Directions for this task:
For every record, give an exact copy that has no pictures in it.

Excerpted records: Begin

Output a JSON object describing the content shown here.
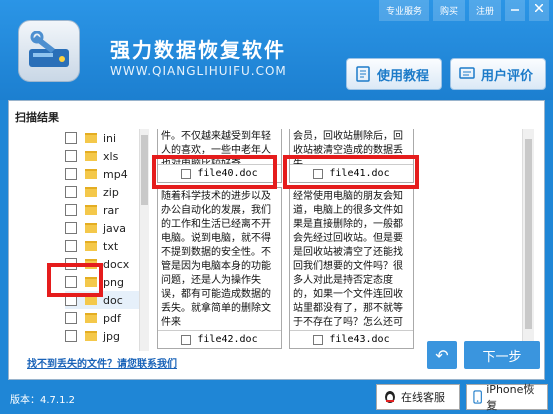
{
  "header": {
    "title": "强力数据恢复软件",
    "url": "WWW.QIANGLIHUIFU.COM",
    "top_links": [
      "专业服务",
      "购买",
      "注册"
    ],
    "tutorial_button": "使用教程",
    "review_button": "用户评价"
  },
  "panel": {
    "title": "扫描结果",
    "tree_items": [
      {
        "label": "ini"
      },
      {
        "label": "xls"
      },
      {
        "label": "mp4"
      },
      {
        "label": "zip"
      },
      {
        "label": "rar"
      },
      {
        "label": "java"
      },
      {
        "label": "txt"
      },
      {
        "label": "docx"
      },
      {
        "label": "png"
      },
      {
        "label": "doc"
      },
      {
        "label": "pdf"
      },
      {
        "label": "jpg"
      }
    ],
    "files": [
      {
        "name": "file40.doc",
        "text": "件。不仅越来越受到年轻人的喜欢，一些中老年人也对电脑比较好奇"
      },
      {
        "name": "file41.doc",
        "text": "会员，回收站删除后，回收站被清空造成的数据丢失"
      },
      {
        "name": "file42.doc",
        "text": "随着科学技术的进步以及办公自动化的发展，我们的工作和生活已经离不开电脑。说到电脑，就不得不提到数据的安全性。不管是因为电脑本身的功能问题，还是人为操作失误，都有可能造成数据的丢失。就拿简单的删除文件来"
      },
      {
        "name": "file43.doc",
        "text": "经常使用电脑的朋友会知道，电脑上的很多文件如果是直接删除的，一般都会先经过回收站。但是要是回收站被清空了还能找回我们想要的文件吗？很多人对此是持否定态度的，如果一个文件连回收站里都没有了，那不就等于不存在了吗？怎么还可"
      }
    ],
    "help_link": "找不到丢失的文件？请您联系我们",
    "back_label": "↶",
    "next_label": "下一步"
  },
  "footer": {
    "version": "版本：4.7.1.2",
    "service_button": "在线客服",
    "iphone_button": "iPhone恢复"
  },
  "colors": {
    "header_blue": "#1f86d6",
    "highlight_red": "#e51c1c",
    "button_blue": "#3a95de"
  }
}
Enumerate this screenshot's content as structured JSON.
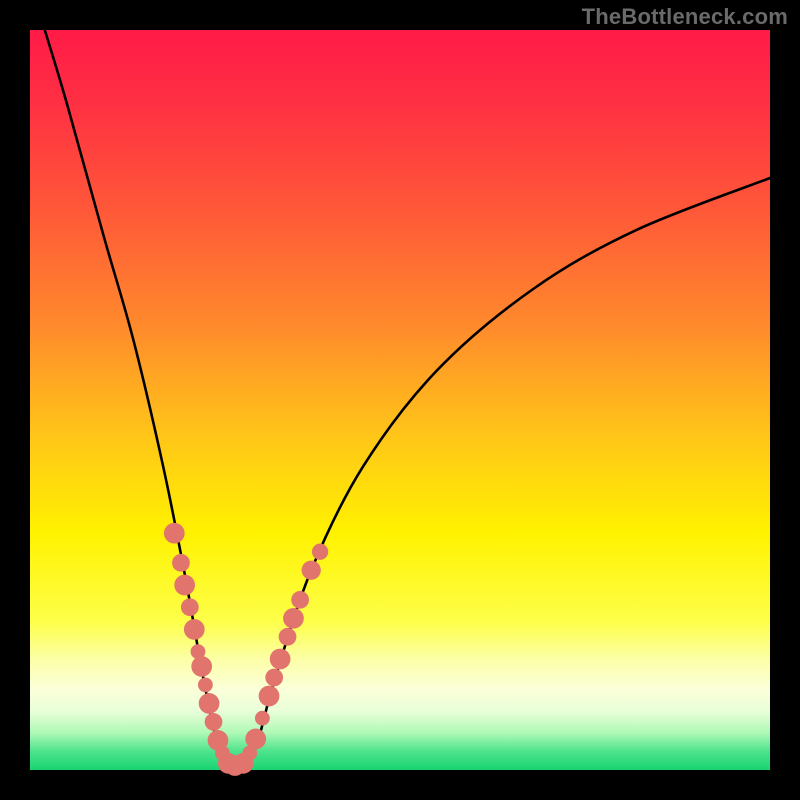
{
  "watermark": "TheBottleneck.com",
  "colors": {
    "bead": "#e2746e",
    "curve": "#000000",
    "frame": "#000000"
  },
  "gradient_stops": [
    {
      "offset": 0.0,
      "color": "#ff1b47"
    },
    {
      "offset": 0.1,
      "color": "#ff3043"
    },
    {
      "offset": 0.25,
      "color": "#ff5a38"
    },
    {
      "offset": 0.4,
      "color": "#ff8a2c"
    },
    {
      "offset": 0.55,
      "color": "#ffc618"
    },
    {
      "offset": 0.68,
      "color": "#fff200"
    },
    {
      "offset": 0.8,
      "color": "#fdff4a"
    },
    {
      "offset": 0.85,
      "color": "#fcffa6"
    },
    {
      "offset": 0.89,
      "color": "#fbffd8"
    },
    {
      "offset": 0.92,
      "color": "#e9ffd9"
    },
    {
      "offset": 0.95,
      "color": "#aef9b5"
    },
    {
      "offset": 0.975,
      "color": "#4de38c"
    },
    {
      "offset": 1.0,
      "color": "#18d472"
    }
  ],
  "chart_data": {
    "type": "line",
    "title": "",
    "xlabel": "",
    "ylabel": "",
    "x_range": [
      0,
      100
    ],
    "y_range": [
      0,
      100
    ],
    "note": "Axes are unlabeled in the source; x/y are normalized 0–100. Curve runs from top-left into a V-shaped valley near x≈27 where y bottoms out at ≈0, then rises toward the upper right. Discrete bead markers sit on both flanks of the valley. Vertical background gradient goes red→orange→yellow→pale→green from top to bottom.",
    "series": [
      {
        "name": "bottleneck-curve",
        "points": [
          {
            "x": 2.0,
            "y": 100.0
          },
          {
            "x": 5.0,
            "y": 90.0
          },
          {
            "x": 10.0,
            "y": 72.0
          },
          {
            "x": 14.0,
            "y": 58.0
          },
          {
            "x": 18.0,
            "y": 41.0
          },
          {
            "x": 21.0,
            "y": 26.0
          },
          {
            "x": 23.5,
            "y": 12.0
          },
          {
            "x": 25.5,
            "y": 3.0
          },
          {
            "x": 27.0,
            "y": 0.3
          },
          {
            "x": 28.5,
            "y": 0.3
          },
          {
            "x": 30.5,
            "y": 3.0
          },
          {
            "x": 33.0,
            "y": 12.0
          },
          {
            "x": 38.0,
            "y": 27.0
          },
          {
            "x": 45.0,
            "y": 41.0
          },
          {
            "x": 55.0,
            "y": 54.0
          },
          {
            "x": 68.0,
            "y": 65.0
          },
          {
            "x": 82.0,
            "y": 73.0
          },
          {
            "x": 100.0,
            "y": 80.0
          }
        ]
      }
    ],
    "markers": [
      {
        "x": 19.5,
        "y": 32.0,
        "r": 1.4
      },
      {
        "x": 20.4,
        "y": 28.0,
        "r": 1.2
      },
      {
        "x": 20.9,
        "y": 25.0,
        "r": 1.4
      },
      {
        "x": 21.6,
        "y": 22.0,
        "r": 1.2
      },
      {
        "x": 22.2,
        "y": 19.0,
        "r": 1.4
      },
      {
        "x": 22.7,
        "y": 16.0,
        "r": 1.0
      },
      {
        "x": 23.2,
        "y": 14.0,
        "r": 1.4
      },
      {
        "x": 23.7,
        "y": 11.5,
        "r": 1.0
      },
      {
        "x": 24.2,
        "y": 9.0,
        "r": 1.4
      },
      {
        "x": 24.8,
        "y": 6.5,
        "r": 1.2
      },
      {
        "x": 25.4,
        "y": 4.0,
        "r": 1.4
      },
      {
        "x": 26.0,
        "y": 2.3,
        "r": 1.0
      },
      {
        "x": 26.8,
        "y": 0.9,
        "r": 1.4
      },
      {
        "x": 27.7,
        "y": 0.6,
        "r": 1.4
      },
      {
        "x": 28.8,
        "y": 0.9,
        "r": 1.4
      },
      {
        "x": 29.7,
        "y": 2.3,
        "r": 1.0
      },
      {
        "x": 30.5,
        "y": 4.2,
        "r": 1.4
      },
      {
        "x": 31.4,
        "y": 7.0,
        "r": 1.0
      },
      {
        "x": 32.3,
        "y": 10.0,
        "r": 1.4
      },
      {
        "x": 33.0,
        "y": 12.5,
        "r": 1.2
      },
      {
        "x": 33.8,
        "y": 15.0,
        "r": 1.4
      },
      {
        "x": 34.8,
        "y": 18.0,
        "r": 1.2
      },
      {
        "x": 35.6,
        "y": 20.5,
        "r": 1.4
      },
      {
        "x": 36.5,
        "y": 23.0,
        "r": 1.2
      },
      {
        "x": 38.0,
        "y": 27.0,
        "r": 1.3
      },
      {
        "x": 39.2,
        "y": 29.5,
        "r": 1.1
      }
    ]
  }
}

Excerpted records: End

Finished task:
Output a JSON object describing the content shown here.
{
  "header": {
    "title": "强力数据恢复软件",
    "url": "WWW.QIANGLIHUIFU.COM",
    "top_links": [
      "专业服务",
      "购买",
      "注册"
    ],
    "tutorial_button": "使用教程",
    "review_button": "用户评价"
  },
  "panel": {
    "title": "扫描结果",
    "tree_items": [
      {
        "label": "ini"
      },
      {
        "label": "xls"
      },
      {
        "label": "mp4"
      },
      {
        "label": "zip"
      },
      {
        "label": "rar"
      },
      {
        "label": "java"
      },
      {
        "label": "txt"
      },
      {
        "label": "docx"
      },
      {
        "label": "png"
      },
      {
        "label": "doc"
      },
      {
        "label": "pdf"
      },
      {
        "label": "jpg"
      }
    ],
    "files": [
      {
        "name": "file40.doc",
        "text": "件。不仅越来越受到年轻人的喜欢，一些中老年人也对电脑比较好奇"
      },
      {
        "name": "file41.doc",
        "text": "会员，回收站删除后，回收站被清空造成的数据丢失"
      },
      {
        "name": "file42.doc",
        "text": "随着科学技术的进步以及办公自动化的发展，我们的工作和生活已经离不开电脑。说到电脑，就不得不提到数据的安全性。不管是因为电脑本身的功能问题，还是人为操作失误，都有可能造成数据的丢失。就拿简单的删除文件来"
      },
      {
        "name": "file43.doc",
        "text": "经常使用电脑的朋友会知道，电脑上的很多文件如果是直接删除的，一般都会先经过回收站。但是要是回收站被清空了还能找回我们想要的文件吗？很多人对此是持否定态度的，如果一个文件连回收站里都没有了，那不就等于不存在了吗？怎么还可"
      }
    ],
    "help_link": "找不到丢失的文件？请您联系我们",
    "back_label": "↶",
    "next_label": "下一步"
  },
  "footer": {
    "version": "版本：4.7.1.2",
    "service_button": "在线客服",
    "iphone_button": "iPhone恢复"
  },
  "colors": {
    "header_blue": "#1f86d6",
    "highlight_red": "#e51c1c",
    "button_blue": "#3a95de"
  }
}
Enumerate this screenshot's content as structured JSON.
{
  "watermark": "TheBottleneck.com",
  "colors": {
    "bead": "#e2746e",
    "curve": "#000000",
    "frame": "#000000"
  },
  "gradient_stops": [
    {
      "offset": 0.0,
      "color": "#ff1b47"
    },
    {
      "offset": 0.1,
      "color": "#ff3043"
    },
    {
      "offset": 0.25,
      "color": "#ff5a38"
    },
    {
      "offset": 0.4,
      "color": "#ff8a2c"
    },
    {
      "offset": 0.55,
      "color": "#ffc618"
    },
    {
      "offset": 0.68,
      "color": "#fff200"
    },
    {
      "offset": 0.8,
      "color": "#fdff4a"
    },
    {
      "offset": 0.85,
      "color": "#fcffa6"
    },
    {
      "offset": 0.89,
      "color": "#fbffd8"
    },
    {
      "offset": 0.92,
      "color": "#e9ffd9"
    },
    {
      "offset": 0.95,
      "color": "#aef9b5"
    },
    {
      "offset": 0.975,
      "color": "#4de38c"
    },
    {
      "offset": 1.0,
      "color": "#18d472"
    }
  ],
  "chart_data": {
    "type": "line",
    "title": "",
    "xlabel": "",
    "ylabel": "",
    "x_range": [
      0,
      100
    ],
    "y_range": [
      0,
      100
    ],
    "note": "Axes are unlabeled in the source; x/y are normalized 0–100. Curve runs from top-left into a V-shaped valley near x≈27 where y bottoms out at ≈0, then rises toward the upper right. Discrete bead markers sit on both flanks of the valley. Vertical background gradient goes red→orange→yellow→pale→green from top to bottom.",
    "series": [
      {
        "name": "bottleneck-curve",
        "points": [
          {
            "x": 2.0,
            "y": 100.0
          },
          {
            "x": 5.0,
            "y": 90.0
          },
          {
            "x": 10.0,
            "y": 72.0
          },
          {
            "x": 14.0,
            "y": 58.0
          },
          {
            "x": 18.0,
            "y": 41.0
          },
          {
            "x": 21.0,
            "y": 26.0
          },
          {
            "x": 23.5,
            "y": 12.0
          },
          {
            "x": 25.5,
            "y": 3.0
          },
          {
            "x": 27.0,
            "y": 0.3
          },
          {
            "x": 28.5,
            "y": 0.3
          },
          {
            "x": 30.5,
            "y": 3.0
          },
          {
            "x": 33.0,
            "y": 12.0
          },
          {
            "x": 38.0,
            "y": 27.0
          },
          {
            "x": 45.0,
            "y": 41.0
          },
          {
            "x": 55.0,
            "y": 54.0
          },
          {
            "x": 68.0,
            "y": 65.0
          },
          {
            "x": 82.0,
            "y": 73.0
          },
          {
            "x": 100.0,
            "y": 80.0
          }
        ]
      }
    ],
    "markers": [
      {
        "x": 19.5,
        "y": 32.0,
        "r": 1.4
      },
      {
        "x": 20.4,
        "y": 28.0,
        "r": 1.2
      },
      {
        "x": 20.9,
        "y": 25.0,
        "r": 1.4
      },
      {
        "x": 21.6,
        "y": 22.0,
        "r": 1.2
      },
      {
        "x": 22.2,
        "y": 19.0,
        "r": 1.4
      },
      {
        "x": 22.7,
        "y": 16.0,
        "r": 1.0
      },
      {
        "x": 23.2,
        "y": 14.0,
        "r": 1.4
      },
      {
        "x": 23.7,
        "y": 11.5,
        "r": 1.0
      },
      {
        "x": 24.2,
        "y": 9.0,
        "r": 1.4
      },
      {
        "x": 24.8,
        "y": 6.5,
        "r": 1.2
      },
      {
        "x": 25.4,
        "y": 4.0,
        "r": 1.4
      },
      {
        "x": 26.0,
        "y": 2.3,
        "r": 1.0
      },
      {
        "x": 26.8,
        "y": 0.9,
        "r": 1.4
      },
      {
        "x": 27.7,
        "y": 0.6,
        "r": 1.4
      },
      {
        "x": 28.8,
        "y": 0.9,
        "r": 1.4
      },
      {
        "x": 29.7,
        "y": 2.3,
        "r": 1.0
      },
      {
        "x": 30.5,
        "y": 4.2,
        "r": 1.4
      },
      {
        "x": 31.4,
        "y": 7.0,
        "r": 1.0
      },
      {
        "x": 32.3,
        "y": 10.0,
        "r": 1.4
      },
      {
        "x": 33.0,
        "y": 12.5,
        "r": 1.2
      },
      {
        "x": 33.8,
        "y": 15.0,
        "r": 1.4
      },
      {
        "x": 34.8,
        "y": 18.0,
        "r": 1.2
      },
      {
        "x": 35.6,
        "y": 20.5,
        "r": 1.4
      },
      {
        "x": 36.5,
        "y": 23.0,
        "r": 1.2
      },
      {
        "x": 38.0,
        "y": 27.0,
        "r": 1.3
      },
      {
        "x": 39.2,
        "y": 29.5,
        "r": 1.1
      }
    ]
  }
}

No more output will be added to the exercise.